Task description: Whatever the records say, set them down exactly.

Stored records:

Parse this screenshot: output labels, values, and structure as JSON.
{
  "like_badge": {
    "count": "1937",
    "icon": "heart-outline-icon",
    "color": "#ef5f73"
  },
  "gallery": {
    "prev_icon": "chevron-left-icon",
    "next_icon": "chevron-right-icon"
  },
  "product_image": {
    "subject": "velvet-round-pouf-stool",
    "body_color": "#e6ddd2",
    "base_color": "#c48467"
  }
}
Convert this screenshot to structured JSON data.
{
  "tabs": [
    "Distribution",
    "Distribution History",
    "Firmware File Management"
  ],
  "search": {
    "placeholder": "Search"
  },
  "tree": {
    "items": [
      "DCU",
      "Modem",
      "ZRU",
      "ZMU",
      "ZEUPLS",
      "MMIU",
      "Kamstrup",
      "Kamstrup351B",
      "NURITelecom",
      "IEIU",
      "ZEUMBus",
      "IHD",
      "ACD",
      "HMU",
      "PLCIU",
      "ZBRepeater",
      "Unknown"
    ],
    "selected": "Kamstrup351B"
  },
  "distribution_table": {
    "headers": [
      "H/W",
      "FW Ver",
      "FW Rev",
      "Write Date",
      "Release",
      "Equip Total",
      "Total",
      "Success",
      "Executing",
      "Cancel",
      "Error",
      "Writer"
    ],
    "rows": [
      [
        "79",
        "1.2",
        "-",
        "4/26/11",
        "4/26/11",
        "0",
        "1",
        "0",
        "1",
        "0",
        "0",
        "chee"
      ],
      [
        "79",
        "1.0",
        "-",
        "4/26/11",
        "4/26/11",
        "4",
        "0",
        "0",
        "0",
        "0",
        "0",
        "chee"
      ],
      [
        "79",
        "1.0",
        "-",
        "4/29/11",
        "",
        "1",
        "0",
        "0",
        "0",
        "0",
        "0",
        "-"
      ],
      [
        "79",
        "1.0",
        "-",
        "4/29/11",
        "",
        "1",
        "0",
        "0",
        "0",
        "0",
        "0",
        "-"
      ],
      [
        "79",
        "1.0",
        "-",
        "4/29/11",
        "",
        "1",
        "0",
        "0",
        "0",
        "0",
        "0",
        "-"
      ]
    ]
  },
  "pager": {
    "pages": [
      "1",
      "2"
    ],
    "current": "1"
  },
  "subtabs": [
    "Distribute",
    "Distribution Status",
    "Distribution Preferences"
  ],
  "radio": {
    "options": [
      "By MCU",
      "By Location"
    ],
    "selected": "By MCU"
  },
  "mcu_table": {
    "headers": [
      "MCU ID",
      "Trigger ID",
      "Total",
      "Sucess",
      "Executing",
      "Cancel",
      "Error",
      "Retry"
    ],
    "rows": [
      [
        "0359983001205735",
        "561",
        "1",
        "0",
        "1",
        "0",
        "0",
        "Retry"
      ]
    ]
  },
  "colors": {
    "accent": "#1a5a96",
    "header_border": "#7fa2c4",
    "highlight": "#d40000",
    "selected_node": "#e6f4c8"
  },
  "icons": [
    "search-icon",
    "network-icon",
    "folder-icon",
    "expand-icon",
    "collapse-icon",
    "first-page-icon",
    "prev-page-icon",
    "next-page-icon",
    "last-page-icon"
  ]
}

Answer area:
Parse this screenshot: output labels, values, and structure as JSON.
{
  "like_badge": {
    "count": "1937",
    "icon": "heart-outline-icon",
    "color": "#ef5f73"
  },
  "gallery": {
    "prev_icon": "chevron-left-icon",
    "next_icon": "chevron-right-icon"
  },
  "product_image": {
    "subject": "velvet-round-pouf-stool",
    "body_color": "#e6ddd2",
    "base_color": "#c48467"
  }
}
Convert this screenshot to structured JSON data.
{
  "tabs": [
    "Distribution",
    "Distribution History",
    "Firmware File Management"
  ],
  "search": {
    "placeholder": "Search"
  },
  "tree": {
    "items": [
      "DCU",
      "Modem",
      "ZRU",
      "ZMU",
      "ZEUPLS",
      "MMIU",
      "Kamstrup",
      "Kamstrup351B",
      "NURITelecom",
      "IEIU",
      "ZEUMBus",
      "IHD",
      "ACD",
      "HMU",
      "PLCIU",
      "ZBRepeater",
      "Unknown"
    ],
    "selected": "Kamstrup351B"
  },
  "distribution_table": {
    "headers": [
      "H/W",
      "FW Ver",
      "FW Rev",
      "Write Date",
      "Release",
      "Equip Total",
      "Total",
      "Success",
      "Executing",
      "Cancel",
      "Error",
      "Writer"
    ],
    "rows": [
      [
        "79",
        "1.2",
        "-",
        "4/26/11",
        "4/26/11",
        "0",
        "1",
        "0",
        "1",
        "0",
        "0",
        "chee"
      ],
      [
        "79",
        "1.0",
        "-",
        "4/26/11",
        "4/26/11",
        "4",
        "0",
        "0",
        "0",
        "0",
        "0",
        "chee"
      ],
      [
        "79",
        "1.0",
        "-",
        "4/29/11",
        "",
        "1",
        "0",
        "0",
        "0",
        "0",
        "0",
        "-"
      ],
      [
        "79",
        "1.0",
        "-",
        "4/29/11",
        "",
        "1",
        "0",
        "0",
        "0",
        "0",
        "0",
        "-"
      ],
      [
        "79",
        "1.0",
        "-",
        "4/29/11",
        "",
        "1",
        "0",
        "0",
        "0",
        "0",
        "0",
        "-"
      ]
    ]
  },
  "pager": {
    "pages": [
      "1",
      "2"
    ],
    "current": "1"
  },
  "subtabs": [
    "Distribute",
    "Distribution Status",
    "Distribution Preferences"
  ],
  "radio": {
    "options": [
      "By MCU",
      "By Location"
    ],
    "selected": "By MCU"
  },
  "mcu_table": {
    "headers": [
      "MCU ID",
      "Trigger ID",
      "Total",
      "Sucess",
      "Executing",
      "Cancel",
      "Error",
      "Retry"
    ],
    "rows": [
      [
        "0359983001205735",
        "561",
        "1",
        "0",
        "1",
        "0",
        "0",
        "Retry"
      ]
    ]
  },
  "colors": {
    "accent": "#1a5a96",
    "header_border": "#7fa2c4",
    "highlight": "#d40000",
    "selected_node": "#e6f4c8"
  },
  "icons": [
    "search-icon",
    "network-icon",
    "folder-icon",
    "expand-icon",
    "collapse-icon",
    "first-page-icon",
    "prev-page-icon",
    "next-page-icon",
    "last-page-icon"
  ]
}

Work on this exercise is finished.